Combining greenery with hardscaping creates a balanced appearance.

How to Landscape Stone Steps on a Hillside

by Amie Taylor

Stone steps provide an easy way for your family to transition from one level of outdoor space to another on a hillside. They can also add a stately, elegant look or country charm to any landscape. Unfortunately, without adjoining landscaping, stone steps can appear bare and mundane. Using green landscaping, you can magically transform the appearance of your steps.

1 Install flower pots or urns overflowing with colorful flowers in the grass on one or both sides of the stone steps. Dig out a level space in which to place the pots and situate them far enough away from the steps to ensure that they aren't a tripping hazard for children on the go. African marigolds (Targetes erecta), hardy in U.S. Department of Agriculture plant hardiness zones 2 to 11, bloom throughout the summer, attract hummingbirds and require minimal maintenance. Or consider Mexican petunias (Ruellia x brittoniana), hardy in USDA zones 8 to 11 and famous for their lovely purple blooms and ability to attract butterflies.

2 Plant ornamental trees on either side of the stone steps to accent the hillside pathway. Use a shovel to cut into the slope and create a flat spot in which to plant the trees. Mulch around the base of the trees to aid in water absorption and to prevent runoff during periods of excess rain. Ornamental trees are an appropriate choice because their root systems are typically small enough not to interfere with the stone steps. Consider the golden chain tree (Laburnum × watereri) with its dangling yellow blooms and which is hardy in USDA zones 6 to 8. A harbinger of spring in USDA zones 5 to 8, showy pink and white bracts with their yellow-green tiny flowers bloom on the flowering dogwood (Cornus florida), hardy in USDA zones 5 to 8 and reaching heights of 15 to 30 feet in full sun to partial shade.

3 Install shrubs along both sides of the stone steps to create a cozy wall of greenery. "Crispa" (Stephanandra incisa "Crispa"), commonly known as lace shrub or cutleaf stephanandra , displays delicate blooms and grows up to 3 feet tall in USDA zones 3 to 8. Another shrub easy to establish on a slope is the thornless flowering quince, "Scarlet Storm" (Chaenomeles "Scarlet Storm"), which blooms with vividly red flowers in USDA zones 5 to 9.
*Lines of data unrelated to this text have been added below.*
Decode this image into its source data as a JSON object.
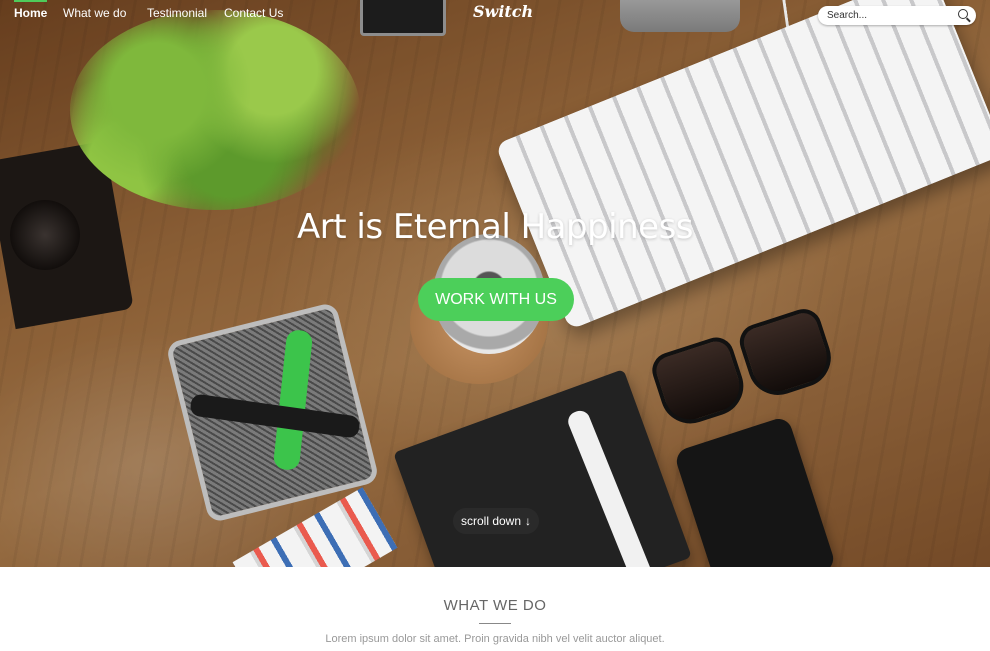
{
  "nav": {
    "items": [
      {
        "label": "Home",
        "active": true
      },
      {
        "label": "What we do"
      },
      {
        "label": "Testimonial"
      },
      {
        "label": "Contact Us"
      }
    ],
    "logo": "Switch",
    "search_placeholder": "Search..."
  },
  "hero": {
    "headline": "Art is Eternal Happiness",
    "cta_label": "WORK WITH US",
    "scroll_label": "scroll down",
    "scroll_icon": "arrow-down-icon"
  },
  "section": {
    "title": "WHAT WE DO",
    "text": "Lorem ipsum dolor sit amet. Proin gravida nibh vel velit auctor aliquet."
  },
  "colors": {
    "accent": "#4ccf5a"
  }
}
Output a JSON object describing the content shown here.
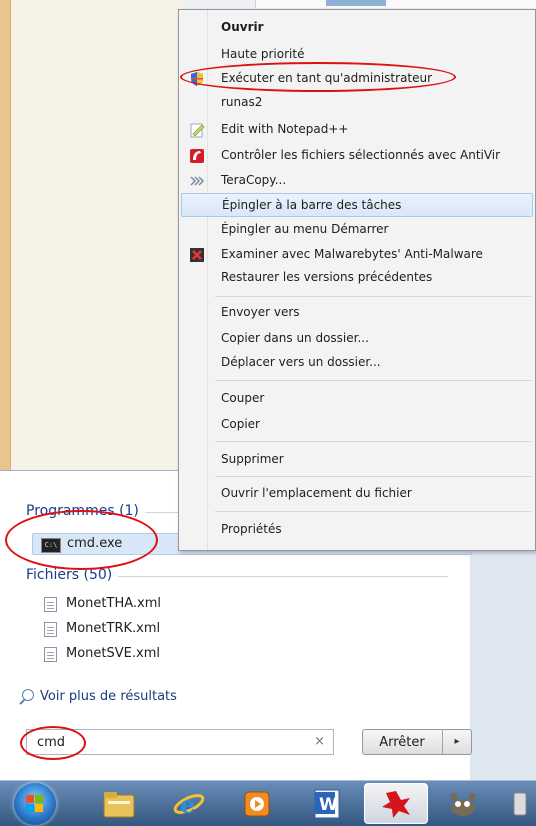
{
  "context_menu": {
    "items": [
      {
        "label": "Ouvrir",
        "bold": true,
        "icon": ""
      },
      {
        "label": "Haute priorité",
        "icon": ""
      },
      {
        "label": "Exécuter en tant qu'administrateur",
        "icon": "uac-shield-icon"
      },
      {
        "label": "runas2",
        "icon": ""
      },
      {
        "label": "Edit with Notepad++",
        "icon": "notepadpp-icon"
      },
      {
        "label": "Contrôler les fichiers sélectionnés avec AntiVir",
        "icon": "antivir-icon"
      },
      {
        "label": "TeraCopy...",
        "icon": "teracopy-icon"
      },
      {
        "label": "Épingler à la barre des tâches",
        "icon": "",
        "highlighted": true
      },
      {
        "label": "Épingler au menu Démarrer",
        "icon": ""
      },
      {
        "label": "Examiner avec Malwarebytes' Anti-Malware",
        "icon": "malwarebytes-icon"
      },
      {
        "label": "Restaurer les versions précédentes",
        "icon": ""
      },
      {
        "label": "Envoyer vers",
        "icon": ""
      },
      {
        "label": "Copier dans un dossier...",
        "icon": ""
      },
      {
        "label": "Déplacer vers un dossier...",
        "icon": ""
      },
      {
        "label": "Couper",
        "icon": ""
      },
      {
        "label": "Copier",
        "icon": ""
      },
      {
        "label": "Supprimer",
        "icon": ""
      },
      {
        "label": "Ouvrir l'emplacement du fichier",
        "icon": ""
      },
      {
        "label": "Propriétés",
        "icon": ""
      }
    ]
  },
  "start_menu": {
    "programs_title": "Programmes (1)",
    "program": {
      "label": "cmd.exe",
      "icon": "command-prompt-icon"
    },
    "files_title": "Fichiers (50)",
    "files": [
      {
        "label": "MonetTHA.xml",
        "icon": "xml-file-icon"
      },
      {
        "label": "MonetTRK.xml",
        "icon": "xml-file-icon"
      },
      {
        "label": "MonetSVE.xml",
        "icon": "xml-file-icon"
      }
    ],
    "more_results": "Voir plus de résultats",
    "search": {
      "value": "cmd",
      "clear": "×"
    },
    "stop_button": "Arrêter",
    "stop_arrow": "▸"
  },
  "taskbar": {
    "buttons": [
      "start-orb",
      "windows-explorer-icon",
      "internet-explorer-icon",
      "media-player-icon",
      "word-icon",
      "antivirus-icon",
      "gimp-icon"
    ],
    "word_letter": "W",
    "cmd_icon_text": "C:\\"
  },
  "colors": {
    "annotation": "#dd1111",
    "highlight": "#d9e7f8",
    "section_title": "#1e3a8a"
  }
}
Items you will need

  • Containers
  • Flowers
  • Shovel
  • Ornamental trees
  • Mulch
  • Shrubs

Tips

  • Wire trees in place, if necessary, until their roots are established to hold them in place on a slope.
  • Aerate the lawn to increase rainwater absorption and prevent runoff.

Warning
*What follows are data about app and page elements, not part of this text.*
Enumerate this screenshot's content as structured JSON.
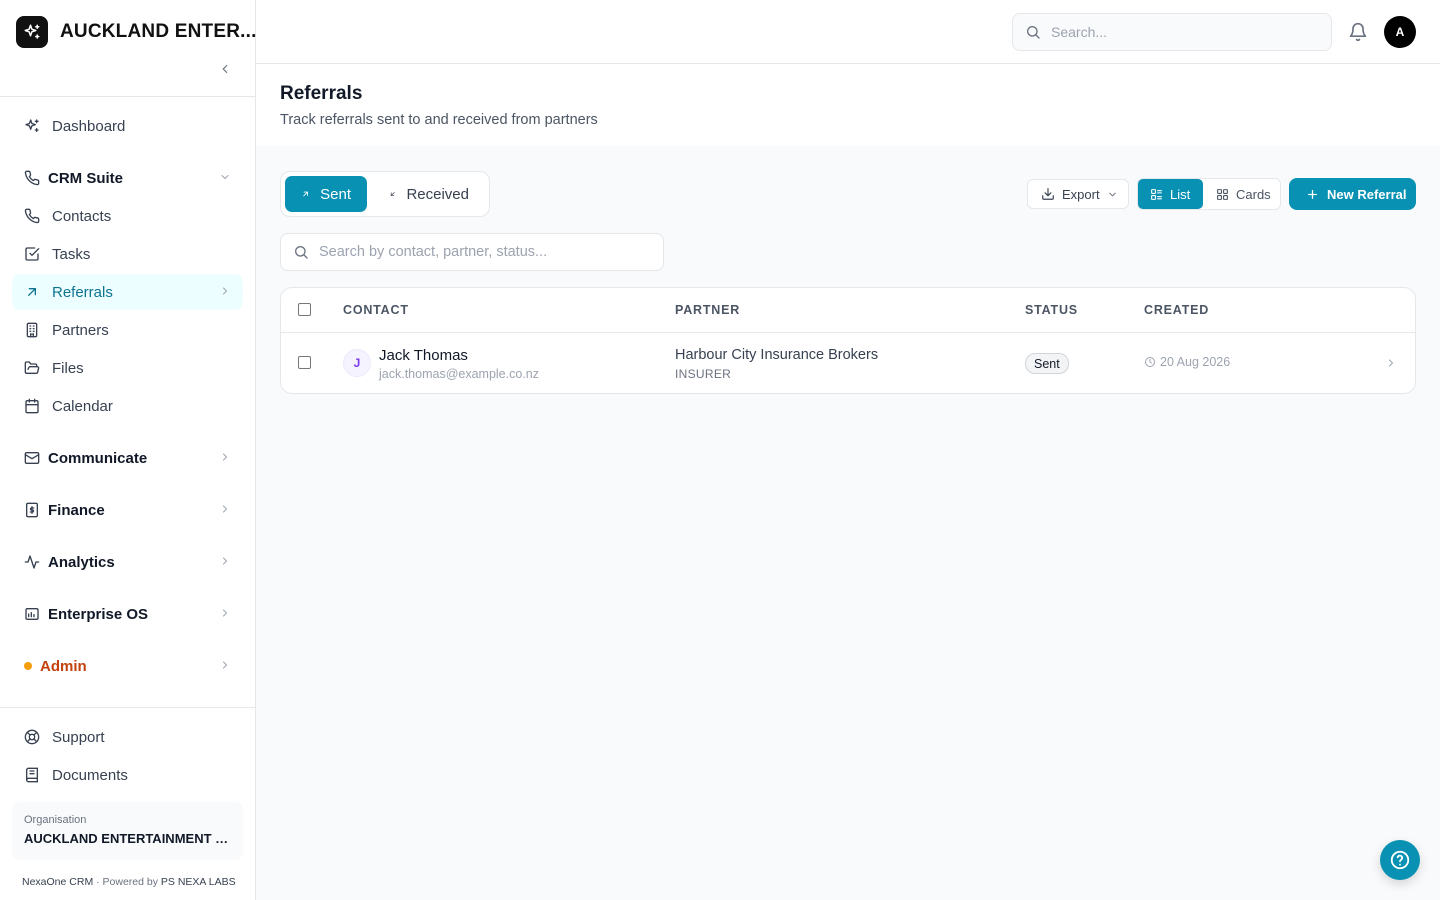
{
  "brand": {
    "name": "AUCKLAND ENTER..."
  },
  "sidebar": {
    "dashboard": "Dashboard",
    "crm_suite": "CRM Suite",
    "contacts": "Contacts",
    "tasks": "Tasks",
    "referrals": "Referrals",
    "partners": "Partners",
    "files": "Files",
    "calendar": "Calendar",
    "communicate": "Communicate",
    "finance": "Finance",
    "analytics": "Analytics",
    "enterprise_os": "Enterprise OS",
    "admin": "Admin",
    "support": "Support",
    "documents": "Documents",
    "org_label": "Organisation",
    "org_name": "AUCKLAND ENTERTAINMENT CO...",
    "footer_app": "NexaOne CRM",
    "footer_sep": "·",
    "footer_powered": "Powered by",
    "footer_company": "PS NEXA LABS"
  },
  "topbar": {
    "search_placeholder": "Search...",
    "avatar_initial": "A"
  },
  "page": {
    "title": "Referrals",
    "subtitle": "Track referrals sent to and received from partners"
  },
  "tabs": {
    "sent": "Sent",
    "received": "Received"
  },
  "toolbar": {
    "export": "Export",
    "list": "List",
    "cards": "Cards",
    "new_referral": "New Referral"
  },
  "filter": {
    "placeholder": "Search by contact, partner, status..."
  },
  "table": {
    "headers": {
      "contact": "CONTACT",
      "partner": "PARTNER",
      "status": "STATUS",
      "created": "CREATED"
    },
    "rows": [
      {
        "initial": "J",
        "name": "Jack Thomas",
        "email": "jack.thomas@example.co.nz",
        "partner": "Harbour City Insurance Brokers",
        "partner_type": "INSURER",
        "status": "Sent",
        "created": "20 Aug 2026"
      }
    ]
  },
  "colors": {
    "accent": "#0891b2",
    "admin": "#c2410c",
    "admin_dot": "#f59e0b"
  }
}
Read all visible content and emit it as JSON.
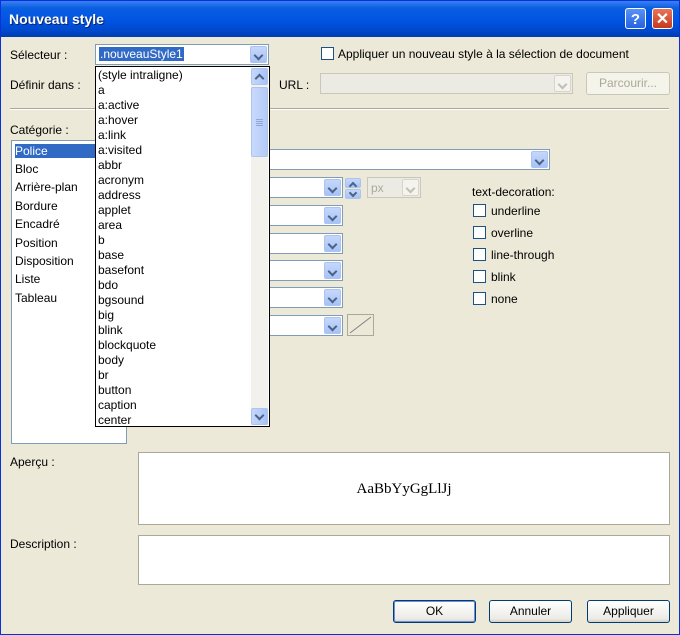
{
  "window": {
    "title": "Nouveau style"
  },
  "titlebar": {
    "help_glyph": "?",
    "close_glyph": "✕"
  },
  "selector": {
    "label": "Sélecteur :",
    "value": ".nouveauStyle1"
  },
  "apply_selection": {
    "label": "Appliquer un nouveau style à la sélection de document",
    "checked": false
  },
  "define_in": {
    "label": "Définir dans :"
  },
  "url": {
    "label": "URL :",
    "value": "",
    "browse_label": "Parcourir..."
  },
  "category": {
    "label": "Catégorie :",
    "items": [
      "Police",
      "Bloc",
      "Arrière-plan",
      "Bordure",
      "Encadré",
      "Position",
      "Disposition",
      "Liste",
      "Tableau"
    ],
    "selected": "Police"
  },
  "selector_dropdown": {
    "items": [
      "(style intraligne)",
      "a",
      "a:active",
      "a:hover",
      "a:link",
      "a:visited",
      "abbr",
      "acronym",
      "address",
      "applet",
      "area",
      "b",
      "base",
      "basefont",
      "bdo",
      "bgsound",
      "big",
      "blink",
      "blockquote",
      "body",
      "br",
      "button",
      "caption",
      "center"
    ]
  },
  "font_props": {
    "unit_value": "px"
  },
  "text_decoration": {
    "label": "text-decoration:",
    "options": [
      "underline",
      "overline",
      "line-through",
      "blink",
      "none"
    ]
  },
  "preview": {
    "label": "Aperçu :",
    "sample": "AaBbYyGgLlJj"
  },
  "description": {
    "label": "Description :",
    "value": ""
  },
  "buttons": {
    "ok": "OK",
    "cancel": "Annuler",
    "apply": "Appliquer"
  },
  "colors": {
    "title_bar": "#0054e3",
    "selection": "#316ac5",
    "dialog_bg": "#ece9d8"
  }
}
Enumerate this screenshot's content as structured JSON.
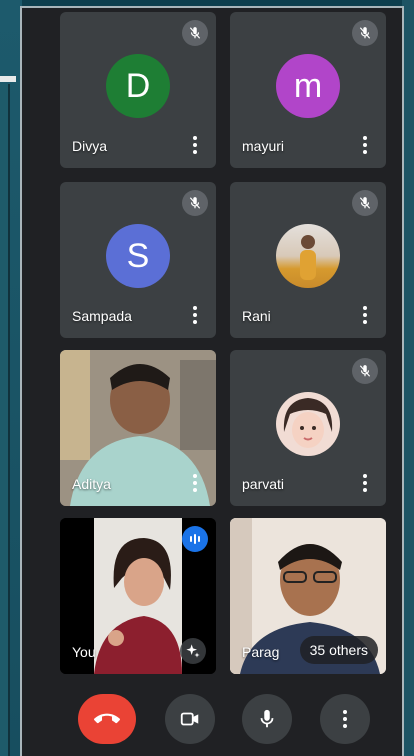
{
  "participants": [
    {
      "name": "Divya",
      "initial": "D",
      "avatar_color": "#1e7e34",
      "muted": true
    },
    {
      "name": "mayuri",
      "initial": "m",
      "avatar_color": "#b145c9",
      "muted": true
    },
    {
      "name": "Sampada",
      "initial": "S",
      "avatar_color": "#5b6fd6",
      "muted": true
    },
    {
      "name": "Rani",
      "muted": true,
      "avatar": "photo"
    },
    {
      "name": "Aditya",
      "muted": false,
      "video": true
    },
    {
      "name": "parvati",
      "muted": true,
      "avatar": "photo"
    },
    {
      "name": "You",
      "muted": false,
      "video": true,
      "speaking": true
    },
    {
      "name": "Parag",
      "muted": false,
      "video": true
    }
  ],
  "others_label": "35 others",
  "controls": {
    "end_call": "end-call-icon",
    "camera": "video-camera-icon",
    "mic": "microphone-icon",
    "more": "more-options-icon"
  },
  "colors": {
    "background": "#202124",
    "tile": "#3c4043",
    "end_call": "#ea4335",
    "speaking": "#1a73e8"
  }
}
  • Avoid installing aggressive plants that may grow out of control.

Photo Credits

  • Jupiterimages/Photos.com/Getty Images